It is very hard to “buy stuff when no one else wants it” but that is how investing is supposed to work. Importantly, if you are going to “lust,” lust after your spouse – it is guaranteed to pay much bigger dividends.
Envy – this goes along with Lust and Greed
Being envious of someone else’s investment portfolio, or their returns, will only lead to poor decision-making over time. It is also important to remember that when individuals talk about their investments, they rarely tell you about their losers. “I made a killing with XYZ. You should have bought some” is how the line goes. However, what is often left out is that they lost more than what they gained elsewhere.

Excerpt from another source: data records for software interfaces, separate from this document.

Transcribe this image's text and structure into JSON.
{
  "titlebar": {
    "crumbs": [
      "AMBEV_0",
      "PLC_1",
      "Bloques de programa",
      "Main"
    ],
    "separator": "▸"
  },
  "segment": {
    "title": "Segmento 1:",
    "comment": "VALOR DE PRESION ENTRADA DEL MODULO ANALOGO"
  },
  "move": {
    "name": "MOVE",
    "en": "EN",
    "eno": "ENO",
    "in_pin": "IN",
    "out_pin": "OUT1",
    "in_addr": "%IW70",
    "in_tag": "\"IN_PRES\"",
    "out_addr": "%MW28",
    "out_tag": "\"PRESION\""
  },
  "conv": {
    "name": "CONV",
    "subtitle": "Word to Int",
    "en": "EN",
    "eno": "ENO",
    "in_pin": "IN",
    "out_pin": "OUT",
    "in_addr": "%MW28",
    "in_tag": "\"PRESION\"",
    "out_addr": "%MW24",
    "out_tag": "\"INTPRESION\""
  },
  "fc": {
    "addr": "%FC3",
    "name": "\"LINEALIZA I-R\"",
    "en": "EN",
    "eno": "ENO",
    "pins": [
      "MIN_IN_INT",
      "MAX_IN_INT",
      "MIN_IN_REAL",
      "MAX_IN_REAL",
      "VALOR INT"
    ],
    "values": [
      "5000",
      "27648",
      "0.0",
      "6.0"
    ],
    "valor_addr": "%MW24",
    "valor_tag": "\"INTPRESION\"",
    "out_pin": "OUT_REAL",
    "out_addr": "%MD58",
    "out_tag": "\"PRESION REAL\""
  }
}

Advice is often worth exactly what you pay for it, and sometimes not even that. Do what works for you and be happy with where you are. Everything else is secondary and only leads to making emotional decisions built around greed and lust which have disastrous long-term implications.
Gluttony – never, ever over-indulge. Putting too much into one investment is a recipe for disaster.
There are a few great investors in this world who can make large concentrated bets and live to tell about it. It is also important to know that they can “afford” to be wrong – you can’t.
Just like the glutton gorging on a delicious meal – it feels good until it doesn’t, and the damage is often irreversible. History is replete with tales of individuals who had all their money invested in company stock, companies like Enron, Worldcom, Global Crossing; etc. all had huge, fabulous runs and disastrous endings.
Concentrated bets are a great way to make a lot of money in the markets as long as you are “right.” The problem with making concentrated bets is the ability to repeat success. More often than not individuals who try simply wind up broke.
Heed Thy Warnings – the path to redemption is rife with temptation
Regardless of how many times I discuss these issues, quote successful investors, or warn of the dangers – the response from both individuals and investment professionals is always the same.
“I am a long-term, fundamental value, investor. So these rules don’t apply to me.”
No, you’re not. Yes, they do.
Individuals are long-term investors only as long as the markets are rising. Despite endless warnings, repeated suggestions, and outright recommendations – getting investors to sell, take profits and manage portfolio risks go unheeded.
With the markets currently rising, it is easy to ignore the warning signs. The “devil on your shoulder” is very convincing and keeps whispering in your ear to take on more risk with comments like: “This market has nowhere to go but up,” “the yield curve doesn’t matter this time,” “Fed rate hikes don’t cause recessions,” and “it’s still not to late to jump on this bull train.”
The hardest thing for individuals to overcome in investing is their own emotional biases. This is why laying out a strict written discipline, having a sound investment strategy and keeping a journal of your trading are key elements in winning the long-game. Investing, like religion, requires a belief system that you follow even when it doesn’t seem to work.
But that is incredibly difficult to do.